_Problem details_
Which lines of the entries below include "title"? List them all.

.....

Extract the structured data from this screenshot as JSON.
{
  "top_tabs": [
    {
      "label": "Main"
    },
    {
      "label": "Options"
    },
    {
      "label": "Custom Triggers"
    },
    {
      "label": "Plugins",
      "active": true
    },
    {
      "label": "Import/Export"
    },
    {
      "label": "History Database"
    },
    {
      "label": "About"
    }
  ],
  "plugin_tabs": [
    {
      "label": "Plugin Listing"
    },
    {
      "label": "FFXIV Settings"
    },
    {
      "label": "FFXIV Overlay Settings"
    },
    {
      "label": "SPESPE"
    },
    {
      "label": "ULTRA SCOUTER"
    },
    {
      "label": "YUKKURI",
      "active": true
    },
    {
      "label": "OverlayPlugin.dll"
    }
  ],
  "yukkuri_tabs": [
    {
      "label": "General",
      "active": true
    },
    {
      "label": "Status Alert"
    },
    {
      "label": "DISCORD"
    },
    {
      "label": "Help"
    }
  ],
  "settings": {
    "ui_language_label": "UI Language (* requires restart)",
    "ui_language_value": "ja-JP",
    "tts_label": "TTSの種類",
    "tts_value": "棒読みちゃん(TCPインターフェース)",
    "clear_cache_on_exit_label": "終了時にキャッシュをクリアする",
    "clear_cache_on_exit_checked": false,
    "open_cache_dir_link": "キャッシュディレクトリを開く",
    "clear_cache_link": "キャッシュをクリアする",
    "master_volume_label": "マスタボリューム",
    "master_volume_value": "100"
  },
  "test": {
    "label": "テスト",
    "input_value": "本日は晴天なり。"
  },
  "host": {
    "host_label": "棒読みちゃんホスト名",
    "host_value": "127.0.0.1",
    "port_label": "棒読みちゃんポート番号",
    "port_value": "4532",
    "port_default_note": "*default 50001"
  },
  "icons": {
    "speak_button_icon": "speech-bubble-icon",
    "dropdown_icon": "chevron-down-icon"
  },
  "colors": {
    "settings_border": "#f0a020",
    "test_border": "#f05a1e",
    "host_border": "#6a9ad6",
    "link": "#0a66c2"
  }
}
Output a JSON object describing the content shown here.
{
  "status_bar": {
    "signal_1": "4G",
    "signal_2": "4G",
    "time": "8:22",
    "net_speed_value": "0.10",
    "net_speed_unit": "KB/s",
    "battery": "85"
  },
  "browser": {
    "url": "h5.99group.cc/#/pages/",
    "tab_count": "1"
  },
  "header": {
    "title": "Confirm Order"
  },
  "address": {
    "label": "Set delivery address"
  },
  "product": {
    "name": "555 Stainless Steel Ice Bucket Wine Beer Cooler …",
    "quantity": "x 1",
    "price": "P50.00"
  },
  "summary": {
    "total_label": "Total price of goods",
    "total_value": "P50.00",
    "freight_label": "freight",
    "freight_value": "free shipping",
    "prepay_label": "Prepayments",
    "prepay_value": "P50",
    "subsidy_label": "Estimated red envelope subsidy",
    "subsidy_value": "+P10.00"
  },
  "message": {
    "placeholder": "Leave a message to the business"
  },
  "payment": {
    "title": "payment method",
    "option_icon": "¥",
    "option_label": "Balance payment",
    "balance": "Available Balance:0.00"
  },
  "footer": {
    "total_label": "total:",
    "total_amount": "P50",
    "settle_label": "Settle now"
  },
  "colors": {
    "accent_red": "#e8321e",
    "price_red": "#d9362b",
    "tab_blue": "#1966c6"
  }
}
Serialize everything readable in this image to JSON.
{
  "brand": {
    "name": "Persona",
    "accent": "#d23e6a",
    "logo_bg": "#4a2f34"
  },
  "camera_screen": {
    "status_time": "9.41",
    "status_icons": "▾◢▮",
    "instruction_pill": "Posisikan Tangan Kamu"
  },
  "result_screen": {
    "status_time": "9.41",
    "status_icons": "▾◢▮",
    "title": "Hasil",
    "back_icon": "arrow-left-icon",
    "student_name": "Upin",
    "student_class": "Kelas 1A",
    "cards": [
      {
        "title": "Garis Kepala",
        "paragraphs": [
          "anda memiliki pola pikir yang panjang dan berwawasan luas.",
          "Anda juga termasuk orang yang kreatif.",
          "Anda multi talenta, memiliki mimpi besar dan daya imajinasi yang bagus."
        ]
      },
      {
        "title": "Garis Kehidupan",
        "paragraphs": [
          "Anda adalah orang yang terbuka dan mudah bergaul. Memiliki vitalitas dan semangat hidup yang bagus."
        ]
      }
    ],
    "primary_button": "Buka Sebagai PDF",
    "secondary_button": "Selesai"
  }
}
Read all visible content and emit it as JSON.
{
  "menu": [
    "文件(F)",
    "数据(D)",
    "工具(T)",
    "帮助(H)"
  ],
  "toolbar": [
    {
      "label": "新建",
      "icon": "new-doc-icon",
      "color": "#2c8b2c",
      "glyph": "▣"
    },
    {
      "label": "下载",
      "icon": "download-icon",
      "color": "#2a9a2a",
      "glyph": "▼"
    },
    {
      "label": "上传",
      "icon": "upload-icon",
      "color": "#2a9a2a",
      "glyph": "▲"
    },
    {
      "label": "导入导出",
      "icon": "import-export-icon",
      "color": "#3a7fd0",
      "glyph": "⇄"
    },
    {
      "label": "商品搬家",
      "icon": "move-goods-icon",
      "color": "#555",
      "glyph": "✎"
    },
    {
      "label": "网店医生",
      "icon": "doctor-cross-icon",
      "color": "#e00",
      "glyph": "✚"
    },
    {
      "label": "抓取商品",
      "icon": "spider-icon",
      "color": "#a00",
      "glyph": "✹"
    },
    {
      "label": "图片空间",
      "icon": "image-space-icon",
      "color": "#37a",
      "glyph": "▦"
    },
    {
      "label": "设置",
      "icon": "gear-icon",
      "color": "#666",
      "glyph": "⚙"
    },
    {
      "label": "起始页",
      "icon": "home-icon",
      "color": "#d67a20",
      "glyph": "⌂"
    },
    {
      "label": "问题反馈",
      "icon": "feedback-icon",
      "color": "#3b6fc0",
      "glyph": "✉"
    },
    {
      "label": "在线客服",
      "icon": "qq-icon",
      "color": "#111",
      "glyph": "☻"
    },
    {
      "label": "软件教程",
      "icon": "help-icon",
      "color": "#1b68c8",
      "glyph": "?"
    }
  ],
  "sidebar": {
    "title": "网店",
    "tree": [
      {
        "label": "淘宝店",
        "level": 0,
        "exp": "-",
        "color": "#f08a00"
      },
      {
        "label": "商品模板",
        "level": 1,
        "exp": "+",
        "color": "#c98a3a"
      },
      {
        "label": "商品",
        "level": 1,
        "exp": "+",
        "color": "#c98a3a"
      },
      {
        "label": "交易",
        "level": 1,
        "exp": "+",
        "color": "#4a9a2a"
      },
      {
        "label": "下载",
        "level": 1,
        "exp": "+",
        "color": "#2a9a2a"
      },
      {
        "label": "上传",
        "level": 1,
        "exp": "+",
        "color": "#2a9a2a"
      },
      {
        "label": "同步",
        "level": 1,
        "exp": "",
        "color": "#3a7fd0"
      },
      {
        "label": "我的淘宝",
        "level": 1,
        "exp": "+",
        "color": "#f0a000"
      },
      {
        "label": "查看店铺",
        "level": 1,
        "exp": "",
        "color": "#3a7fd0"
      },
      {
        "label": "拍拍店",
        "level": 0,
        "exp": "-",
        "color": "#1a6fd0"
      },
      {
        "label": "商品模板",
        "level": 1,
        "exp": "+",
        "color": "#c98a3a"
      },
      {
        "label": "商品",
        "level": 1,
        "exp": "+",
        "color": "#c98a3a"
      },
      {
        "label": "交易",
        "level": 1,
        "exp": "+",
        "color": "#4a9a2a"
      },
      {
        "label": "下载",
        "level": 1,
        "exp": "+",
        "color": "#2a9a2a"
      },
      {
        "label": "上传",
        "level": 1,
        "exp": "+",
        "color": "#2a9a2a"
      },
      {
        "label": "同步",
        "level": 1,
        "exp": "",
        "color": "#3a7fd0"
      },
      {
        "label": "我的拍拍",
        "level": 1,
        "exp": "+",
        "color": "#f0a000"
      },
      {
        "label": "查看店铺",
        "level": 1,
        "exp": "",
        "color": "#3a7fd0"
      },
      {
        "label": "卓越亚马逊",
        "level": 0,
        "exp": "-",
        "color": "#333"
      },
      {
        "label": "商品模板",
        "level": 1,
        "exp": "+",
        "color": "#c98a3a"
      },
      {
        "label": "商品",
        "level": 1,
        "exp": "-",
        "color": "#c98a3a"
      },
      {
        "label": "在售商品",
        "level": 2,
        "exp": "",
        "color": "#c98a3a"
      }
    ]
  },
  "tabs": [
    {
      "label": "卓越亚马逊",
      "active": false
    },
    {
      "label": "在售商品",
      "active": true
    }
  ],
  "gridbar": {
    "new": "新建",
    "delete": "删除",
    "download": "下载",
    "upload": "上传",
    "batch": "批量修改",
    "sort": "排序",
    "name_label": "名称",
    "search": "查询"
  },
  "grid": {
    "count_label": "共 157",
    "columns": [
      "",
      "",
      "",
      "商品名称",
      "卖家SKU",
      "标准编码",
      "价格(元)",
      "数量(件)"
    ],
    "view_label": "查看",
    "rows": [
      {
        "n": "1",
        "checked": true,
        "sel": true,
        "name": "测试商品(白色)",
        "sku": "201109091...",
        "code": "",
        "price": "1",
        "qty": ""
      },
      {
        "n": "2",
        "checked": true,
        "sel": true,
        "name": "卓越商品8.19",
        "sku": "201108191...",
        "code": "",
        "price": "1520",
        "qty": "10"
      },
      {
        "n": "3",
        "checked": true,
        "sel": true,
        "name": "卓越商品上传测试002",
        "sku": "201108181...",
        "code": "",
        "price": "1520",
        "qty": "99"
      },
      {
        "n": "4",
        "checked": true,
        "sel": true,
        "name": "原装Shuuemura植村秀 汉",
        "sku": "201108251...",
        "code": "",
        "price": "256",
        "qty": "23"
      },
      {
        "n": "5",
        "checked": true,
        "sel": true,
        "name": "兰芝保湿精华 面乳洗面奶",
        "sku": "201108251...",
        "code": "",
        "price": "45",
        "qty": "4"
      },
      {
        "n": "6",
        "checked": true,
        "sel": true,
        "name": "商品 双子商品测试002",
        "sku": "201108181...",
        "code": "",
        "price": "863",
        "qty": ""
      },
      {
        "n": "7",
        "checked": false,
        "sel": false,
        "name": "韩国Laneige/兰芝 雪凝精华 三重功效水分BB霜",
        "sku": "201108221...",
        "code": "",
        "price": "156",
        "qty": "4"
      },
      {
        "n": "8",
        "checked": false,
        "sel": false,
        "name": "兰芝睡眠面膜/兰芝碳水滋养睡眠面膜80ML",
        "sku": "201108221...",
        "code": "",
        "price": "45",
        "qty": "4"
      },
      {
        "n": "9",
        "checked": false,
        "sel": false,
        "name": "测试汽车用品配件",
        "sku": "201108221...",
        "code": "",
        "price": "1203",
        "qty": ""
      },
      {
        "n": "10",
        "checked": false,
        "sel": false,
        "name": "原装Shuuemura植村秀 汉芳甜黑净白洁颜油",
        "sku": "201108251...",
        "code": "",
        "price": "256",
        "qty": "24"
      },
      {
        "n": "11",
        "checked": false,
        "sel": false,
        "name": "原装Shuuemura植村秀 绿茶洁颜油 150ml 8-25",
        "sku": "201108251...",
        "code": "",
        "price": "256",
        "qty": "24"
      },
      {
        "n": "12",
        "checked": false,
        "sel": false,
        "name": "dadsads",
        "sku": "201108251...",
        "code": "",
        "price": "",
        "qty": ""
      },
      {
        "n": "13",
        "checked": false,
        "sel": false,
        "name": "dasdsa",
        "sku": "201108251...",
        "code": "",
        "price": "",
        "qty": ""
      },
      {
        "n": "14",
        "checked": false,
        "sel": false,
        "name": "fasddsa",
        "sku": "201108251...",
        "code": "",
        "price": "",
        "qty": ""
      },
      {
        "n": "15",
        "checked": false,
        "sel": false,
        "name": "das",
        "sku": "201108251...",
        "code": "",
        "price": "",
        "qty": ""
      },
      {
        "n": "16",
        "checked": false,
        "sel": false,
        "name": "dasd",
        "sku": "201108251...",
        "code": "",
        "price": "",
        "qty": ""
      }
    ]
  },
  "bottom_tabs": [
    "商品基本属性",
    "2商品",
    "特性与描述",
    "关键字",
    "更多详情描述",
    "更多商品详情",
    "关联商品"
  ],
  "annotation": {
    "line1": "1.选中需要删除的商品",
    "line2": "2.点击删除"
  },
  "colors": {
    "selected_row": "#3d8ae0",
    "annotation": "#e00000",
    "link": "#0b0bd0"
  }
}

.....

_Exercise solution_
    "title": "Confirm Order"
    "title": "payment method",
    "title": "Hasil",
        "title": "Garis Kepala",
        "title": "Garis Kehidupan",
    "title": "网店",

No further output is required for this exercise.